Failing the second time pushed me right back into the same darkness where I struggled a lot to crawl out from. My parents’ disappointment had grown even harder to bear. They were so frustrated that they would say, “You can’t pass the one exam you need to move forward, so what else can you do? I guess you should just go for English. That’s the only thing easy enough for you.” Their words carved deep in my soul, and I wanted more than anything to lock myself away again. But I didn’t. I guess I had grown stronger over the past year. The double-failure forced me to look at my future and come up with another plan.
I decided to take my parents’ advice and go into the English Literature program, which my score was high enough to get into. I didn’t think I was a literature person, but I wanted to give it a try. After all, dreams can evolve, can’t they? I vowed to do my best to prove myself in this field since it was the one that my parents had chosen for me. Maybe they would be able to speak proudly about their daughter again.

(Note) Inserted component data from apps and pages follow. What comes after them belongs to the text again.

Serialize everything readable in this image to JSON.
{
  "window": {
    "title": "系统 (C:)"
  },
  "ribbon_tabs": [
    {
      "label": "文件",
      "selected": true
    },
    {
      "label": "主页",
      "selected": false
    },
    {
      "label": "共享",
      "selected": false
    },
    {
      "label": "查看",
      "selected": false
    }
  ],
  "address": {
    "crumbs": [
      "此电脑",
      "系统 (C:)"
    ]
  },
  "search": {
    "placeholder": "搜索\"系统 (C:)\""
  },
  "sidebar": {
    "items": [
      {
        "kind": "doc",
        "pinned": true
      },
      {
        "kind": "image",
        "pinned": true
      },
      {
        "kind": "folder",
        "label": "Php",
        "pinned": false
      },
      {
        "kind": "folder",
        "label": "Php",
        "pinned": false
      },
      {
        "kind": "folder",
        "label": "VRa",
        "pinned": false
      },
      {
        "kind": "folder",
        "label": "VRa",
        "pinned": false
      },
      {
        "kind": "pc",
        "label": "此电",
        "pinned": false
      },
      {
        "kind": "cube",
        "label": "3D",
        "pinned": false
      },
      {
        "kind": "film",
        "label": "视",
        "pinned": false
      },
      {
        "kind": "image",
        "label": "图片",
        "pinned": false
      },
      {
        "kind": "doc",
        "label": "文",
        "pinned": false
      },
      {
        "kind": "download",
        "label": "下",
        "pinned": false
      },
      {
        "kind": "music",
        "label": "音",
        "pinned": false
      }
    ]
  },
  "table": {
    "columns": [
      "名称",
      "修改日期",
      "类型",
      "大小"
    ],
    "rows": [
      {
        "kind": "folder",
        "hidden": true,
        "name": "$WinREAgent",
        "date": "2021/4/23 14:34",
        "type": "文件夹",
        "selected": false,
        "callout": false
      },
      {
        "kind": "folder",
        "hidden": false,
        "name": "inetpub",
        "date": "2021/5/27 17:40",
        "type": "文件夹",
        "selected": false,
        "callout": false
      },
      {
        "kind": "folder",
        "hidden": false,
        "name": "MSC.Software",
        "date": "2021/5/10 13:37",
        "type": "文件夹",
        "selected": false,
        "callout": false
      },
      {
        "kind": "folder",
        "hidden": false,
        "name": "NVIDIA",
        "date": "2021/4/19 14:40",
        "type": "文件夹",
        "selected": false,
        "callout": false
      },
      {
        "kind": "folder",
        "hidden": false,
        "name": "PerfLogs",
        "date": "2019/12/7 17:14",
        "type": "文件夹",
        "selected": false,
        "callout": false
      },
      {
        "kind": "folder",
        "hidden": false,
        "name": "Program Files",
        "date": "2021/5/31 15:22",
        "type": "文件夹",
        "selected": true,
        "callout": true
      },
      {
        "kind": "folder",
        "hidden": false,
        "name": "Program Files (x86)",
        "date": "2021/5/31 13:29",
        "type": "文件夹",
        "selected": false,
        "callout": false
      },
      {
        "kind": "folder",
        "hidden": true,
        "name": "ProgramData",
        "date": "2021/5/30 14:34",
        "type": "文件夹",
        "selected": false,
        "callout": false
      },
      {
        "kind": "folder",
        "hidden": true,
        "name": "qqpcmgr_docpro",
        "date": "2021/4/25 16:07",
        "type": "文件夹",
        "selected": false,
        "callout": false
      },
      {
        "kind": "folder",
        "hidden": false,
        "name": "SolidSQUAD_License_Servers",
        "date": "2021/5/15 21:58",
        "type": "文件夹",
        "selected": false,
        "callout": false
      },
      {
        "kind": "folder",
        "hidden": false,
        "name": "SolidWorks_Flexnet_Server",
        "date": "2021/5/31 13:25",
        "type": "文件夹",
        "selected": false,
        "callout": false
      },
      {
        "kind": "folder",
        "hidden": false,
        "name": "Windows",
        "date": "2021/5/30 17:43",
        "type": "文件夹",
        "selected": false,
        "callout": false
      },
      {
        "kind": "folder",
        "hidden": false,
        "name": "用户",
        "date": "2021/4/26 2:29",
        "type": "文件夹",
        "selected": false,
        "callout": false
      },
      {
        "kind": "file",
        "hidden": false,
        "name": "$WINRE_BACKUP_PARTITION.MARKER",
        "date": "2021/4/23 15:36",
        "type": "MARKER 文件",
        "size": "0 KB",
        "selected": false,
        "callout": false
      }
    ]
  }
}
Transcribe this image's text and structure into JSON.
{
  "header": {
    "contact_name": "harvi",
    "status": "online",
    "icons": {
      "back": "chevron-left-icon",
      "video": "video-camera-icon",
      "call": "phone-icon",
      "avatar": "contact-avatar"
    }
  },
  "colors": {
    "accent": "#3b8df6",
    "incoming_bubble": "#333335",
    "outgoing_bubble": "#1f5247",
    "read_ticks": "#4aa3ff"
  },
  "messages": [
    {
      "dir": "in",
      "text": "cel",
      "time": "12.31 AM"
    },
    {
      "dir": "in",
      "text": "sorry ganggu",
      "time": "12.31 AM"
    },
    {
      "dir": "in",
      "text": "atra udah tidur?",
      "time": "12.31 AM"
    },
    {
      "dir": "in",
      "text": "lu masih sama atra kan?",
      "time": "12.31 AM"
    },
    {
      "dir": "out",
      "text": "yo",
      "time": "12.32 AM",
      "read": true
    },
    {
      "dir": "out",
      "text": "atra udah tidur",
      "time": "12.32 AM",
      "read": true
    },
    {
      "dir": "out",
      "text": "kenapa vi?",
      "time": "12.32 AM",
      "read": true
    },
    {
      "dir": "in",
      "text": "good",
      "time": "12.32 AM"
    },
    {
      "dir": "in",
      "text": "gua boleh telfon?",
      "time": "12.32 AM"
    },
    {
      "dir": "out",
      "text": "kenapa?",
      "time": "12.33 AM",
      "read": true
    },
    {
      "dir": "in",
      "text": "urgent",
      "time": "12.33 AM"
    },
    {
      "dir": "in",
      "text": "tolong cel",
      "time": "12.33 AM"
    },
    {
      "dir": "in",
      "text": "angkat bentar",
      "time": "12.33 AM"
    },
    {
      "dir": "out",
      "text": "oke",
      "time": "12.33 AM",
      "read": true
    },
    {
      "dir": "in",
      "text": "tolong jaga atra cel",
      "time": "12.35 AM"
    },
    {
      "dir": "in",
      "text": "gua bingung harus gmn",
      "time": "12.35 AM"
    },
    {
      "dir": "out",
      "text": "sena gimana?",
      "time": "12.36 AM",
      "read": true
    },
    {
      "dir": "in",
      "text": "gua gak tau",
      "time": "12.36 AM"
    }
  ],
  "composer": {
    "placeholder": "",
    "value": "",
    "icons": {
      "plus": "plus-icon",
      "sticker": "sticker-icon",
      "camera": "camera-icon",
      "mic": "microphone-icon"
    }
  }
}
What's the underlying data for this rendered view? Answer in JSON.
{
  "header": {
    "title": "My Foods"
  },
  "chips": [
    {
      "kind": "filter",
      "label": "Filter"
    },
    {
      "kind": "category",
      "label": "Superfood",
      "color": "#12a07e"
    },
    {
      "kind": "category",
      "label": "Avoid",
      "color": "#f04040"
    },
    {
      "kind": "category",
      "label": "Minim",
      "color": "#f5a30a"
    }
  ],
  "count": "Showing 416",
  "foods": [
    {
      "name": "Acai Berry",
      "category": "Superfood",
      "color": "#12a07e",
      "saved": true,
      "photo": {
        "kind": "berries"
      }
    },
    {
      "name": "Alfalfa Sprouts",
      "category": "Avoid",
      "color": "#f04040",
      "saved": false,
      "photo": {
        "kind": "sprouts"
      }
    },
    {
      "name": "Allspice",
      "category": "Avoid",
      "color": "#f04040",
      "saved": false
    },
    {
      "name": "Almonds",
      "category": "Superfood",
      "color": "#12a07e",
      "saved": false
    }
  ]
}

I never thought that I had the capacity to write something creative, but as I moved on, I started to see, well, maybe I did. And what’s more beautiful is that writing helped me a lot to cope with all the negative feelings that I once had. I started my own blog posting my poetry and writings that talked a lot about depression and confusion. I voiced out my opinions that maybe a lot of us are shy enough to say out loud and got a lot of appreciation from the people reading my posts, which helped me continue to build up my confidence.
There, I turned the page to the next chapter of my life.
I have been studying literature for two years now, and it has changed my outlook on life. In the beginning, I considered it a sacrifice to my dreams. It took me a lot of time to adjust and I am still adjusting, but I feel like I am thriving again.
Although it hurt in the moment, going through all the failures and sadness totally altered my mentality for the better. I have learned to move on from my failures and make something good out of them. They are a constant reminder that I need to remain focused and give my best, and if my best isn’t enough, I’ll find something else—I’ll create a new dream.
This is the story of Kainat Khalid
Kainat lives in Pakistan where she is currently studying English Language and Literature in the university. Growing up with high expectations to do great things and become a doctor, Kainat was thrown for a loop when for the first time in her life, she failed at something. This threw her into a deep depression and after failing a second time, she accepted that she wasn’t meant to be a doctor and settled for a literature major, which she has come to enjoy the longer she studies it. After finishing her degree in literature, Kainat hopes to specialize in another subject that will help strengthen her speaking and presentation skills so that she can be a presenter in the future. In her free time, Kainat likes to write fanfictions on Wattpad. Kainat is working to accept that not everyone is meant for the same professions and that we all have different strengths. We just need to be strong enough to find them.
This story first touched our hearts on September 10, 2018.